Please provide the entries below again, word for word.

====== Excerpted data

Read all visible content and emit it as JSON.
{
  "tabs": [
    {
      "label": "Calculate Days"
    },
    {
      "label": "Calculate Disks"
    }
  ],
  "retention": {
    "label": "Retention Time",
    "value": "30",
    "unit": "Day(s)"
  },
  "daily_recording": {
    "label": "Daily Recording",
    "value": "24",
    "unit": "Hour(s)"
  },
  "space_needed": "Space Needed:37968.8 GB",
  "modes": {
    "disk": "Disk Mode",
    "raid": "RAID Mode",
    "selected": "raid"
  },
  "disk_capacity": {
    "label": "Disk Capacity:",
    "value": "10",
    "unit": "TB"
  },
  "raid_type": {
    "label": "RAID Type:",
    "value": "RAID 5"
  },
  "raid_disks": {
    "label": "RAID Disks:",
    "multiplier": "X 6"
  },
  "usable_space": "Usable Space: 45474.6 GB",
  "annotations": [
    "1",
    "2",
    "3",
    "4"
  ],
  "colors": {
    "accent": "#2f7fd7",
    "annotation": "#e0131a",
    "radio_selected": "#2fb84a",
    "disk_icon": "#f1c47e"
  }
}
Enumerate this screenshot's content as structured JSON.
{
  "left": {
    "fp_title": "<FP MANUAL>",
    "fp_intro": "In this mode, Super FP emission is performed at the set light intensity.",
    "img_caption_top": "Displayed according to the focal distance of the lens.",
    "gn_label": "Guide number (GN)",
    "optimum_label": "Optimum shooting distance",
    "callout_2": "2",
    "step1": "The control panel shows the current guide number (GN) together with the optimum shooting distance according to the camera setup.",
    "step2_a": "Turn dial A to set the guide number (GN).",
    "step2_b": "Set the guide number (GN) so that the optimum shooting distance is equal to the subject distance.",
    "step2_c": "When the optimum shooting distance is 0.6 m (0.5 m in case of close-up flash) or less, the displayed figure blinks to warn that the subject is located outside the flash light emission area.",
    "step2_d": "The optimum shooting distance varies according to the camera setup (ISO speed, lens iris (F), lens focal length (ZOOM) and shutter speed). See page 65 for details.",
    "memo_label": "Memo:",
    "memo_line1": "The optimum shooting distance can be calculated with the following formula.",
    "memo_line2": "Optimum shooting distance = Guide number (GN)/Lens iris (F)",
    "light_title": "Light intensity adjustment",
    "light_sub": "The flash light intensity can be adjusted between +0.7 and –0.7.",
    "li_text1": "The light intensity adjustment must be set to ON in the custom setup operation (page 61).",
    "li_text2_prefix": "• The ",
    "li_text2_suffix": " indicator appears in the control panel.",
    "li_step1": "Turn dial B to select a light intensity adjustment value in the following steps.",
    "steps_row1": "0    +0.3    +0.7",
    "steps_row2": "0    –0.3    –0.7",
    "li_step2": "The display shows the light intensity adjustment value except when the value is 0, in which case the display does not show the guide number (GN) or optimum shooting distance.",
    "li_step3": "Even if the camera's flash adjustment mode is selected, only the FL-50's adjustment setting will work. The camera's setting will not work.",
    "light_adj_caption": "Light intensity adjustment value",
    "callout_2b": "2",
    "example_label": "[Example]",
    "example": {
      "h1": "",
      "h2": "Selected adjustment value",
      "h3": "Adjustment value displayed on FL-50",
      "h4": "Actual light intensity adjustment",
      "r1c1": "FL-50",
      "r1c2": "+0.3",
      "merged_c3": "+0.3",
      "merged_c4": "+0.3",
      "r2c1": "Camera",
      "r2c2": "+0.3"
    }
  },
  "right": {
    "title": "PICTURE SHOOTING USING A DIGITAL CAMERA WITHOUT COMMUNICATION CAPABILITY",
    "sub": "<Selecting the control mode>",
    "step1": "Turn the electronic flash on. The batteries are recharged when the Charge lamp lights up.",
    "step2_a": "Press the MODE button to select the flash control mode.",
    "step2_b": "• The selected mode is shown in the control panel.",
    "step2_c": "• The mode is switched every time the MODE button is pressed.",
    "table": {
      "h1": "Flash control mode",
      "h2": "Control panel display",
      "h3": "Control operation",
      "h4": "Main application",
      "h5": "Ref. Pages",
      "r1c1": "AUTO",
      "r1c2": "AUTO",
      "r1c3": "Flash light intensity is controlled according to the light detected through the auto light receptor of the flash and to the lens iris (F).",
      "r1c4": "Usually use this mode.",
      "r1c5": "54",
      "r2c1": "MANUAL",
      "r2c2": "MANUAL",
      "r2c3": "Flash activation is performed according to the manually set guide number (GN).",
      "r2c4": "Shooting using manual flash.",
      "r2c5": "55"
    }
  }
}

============

* [Answer box]:
Read all visible content and emit it as JSON.
{
  "tabs": [
    {
      "label": "Calculate Days"
    },
    {
      "label": "Calculate Disks"
    }
  ],
  "retention": {
    "label": "Retention Time",
    "value": "30",
    "unit": "Day(s)"
  },
  "daily_recording": {
    "label": "Daily Recording",
    "value": "24",
    "unit": "Hour(s)"
  },
  "space_needed": "Space Needed:37968.8 GB",
  "modes": {
    "disk": "Disk Mode",
    "raid": "RAID Mode",
    "selected": "raid"
  },
  "disk_capacity": {
    "label": "Disk Capacity:",
    "value": "10",
    "unit": "TB"
  },
  "raid_type": {
    "label": "RAID Type:",
    "value": "RAID 5"
  },
  "raid_disks": {
    "label": "RAID Disks:",
    "multiplier": "X 6"
  },
  "usable_space": "Usable Space: 45474.6 GB",
  "annotations": [
    "1",
    "2",
    "3",
    "4"
  ],
  "colors": {
    "accent": "#2f7fd7",
    "annotation": "#e0131a",
    "radio_selected": "#2fb84a",
    "disk_icon": "#f1c47e"
  }
}
Enumerate this screenshot's content as structured JSON.
{
  "left": {
    "fp_title": "<FP MANUAL>",
    "fp_intro": "In this mode, Super FP emission is performed at the set light intensity.",
    "img_caption_top": "Displayed according to the focal distance of the lens.",
    "gn_label": "Guide number (GN)",
    "optimum_label": "Optimum shooting distance",
    "callout_2": "2",
    "step1": "The control panel shows the current guide number (GN) together with the optimum shooting distance according to the camera setup.",
    "step2_a": "Turn dial A to set the guide number (GN).",
    "step2_b": "Set the guide number (GN) so that the optimum shooting distance is equal to the subject distance.",
    "step2_c": "When the optimum shooting distance is 0.6 m (0.5 m in case of close-up flash) or less, the displayed figure blinks to warn that the subject is located outside the flash light emission area.",
    "step2_d": "The optimum shooting distance varies according to the camera setup (ISO speed, lens iris (F), lens focal length (ZOOM) and shutter speed). See page 65 for details.",
    "memo_label": "Memo:",
    "memo_line1": "The optimum shooting distance can be calculated with the following formula.",
    "memo_line2": "Optimum shooting distance = Guide number (GN)/Lens iris (F)",
    "light_title": "Light intensity adjustment",
    "light_sub": "The flash light intensity can be adjusted between +0.7 and –0.7.",
    "li_text1": "The light intensity adjustment must be set to ON in the custom setup operation (page 61).",
    "li_text2_prefix": "• The ",
    "li_text2_suffix": " indicator appears in the control panel.",
    "li_step1": "Turn dial B to select a light intensity adjustment value in the following steps.",
    "steps_row1": "0    +0.3    +0.7",
    "steps_row2": "0    –0.3    –0.7",
    "li_step2": "The display shows the light intensity adjustment value except when the value is 0, in which case the display does not show the guide number (GN) or optimum shooting distance.",
    "li_step3": "Even if the camera's flash adjustment mode is selected, only the FL-50's adjustment setting will work. The camera's setting will not work.",
    "light_adj_caption": "Light intensity adjustment value",
    "callout_2b": "2",
    "example_label": "[Example]",
    "example": {
      "h1": "",
      "h2": "Selected adjustment value",
      "h3": "Adjustment value displayed on FL-50",
      "h4": "Actual light intensity adjustment",
      "r1c1": "FL-50",
      "r1c2": "+0.3",
      "merged_c3": "+0.3",
      "merged_c4": "+0.3",
      "r2c1": "Camera",
      "r2c2": "+0.3"
    }
  },
  "right": {
    "title": "PICTURE SHOOTING USING A DIGITAL CAMERA WITHOUT COMMUNICATION CAPABILITY",
    "sub": "<Selecting the control mode>",
    "step1": "Turn the electronic flash on. The batteries are recharged when the Charge lamp lights up.",
    "step2_a": "Press the MODE button to select the flash control mode.",
    "step2_b": "• The selected mode is shown in the control panel.",
    "step2_c": "• The mode is switched every time the MODE button is pressed.",
    "table": {
      "h1": "Flash control mode",
      "h2": "Control panel display",
      "h3": "Control operation",
      "h4": "Main application",
      "h5": "Ref. Pages",
      "r1c1": "AUTO",
      "r1c2": "AUTO",
      "r1c3": "Flash light intensity is controlled according to the light detected through the auto light receptor of the flash and to the lens iris (F).",
      "r1c4": "Usually use this mode.",
      "r1c5": "54",
      "r2c1": "MANUAL",
      "r2c2": "MANUAL",
      "r2c3": "Flash activation is performed according to the manually set guide number (GN).",
      "r2c4": "Shooting using manual flash.",
      "r2c5": "55"
    }
  }
}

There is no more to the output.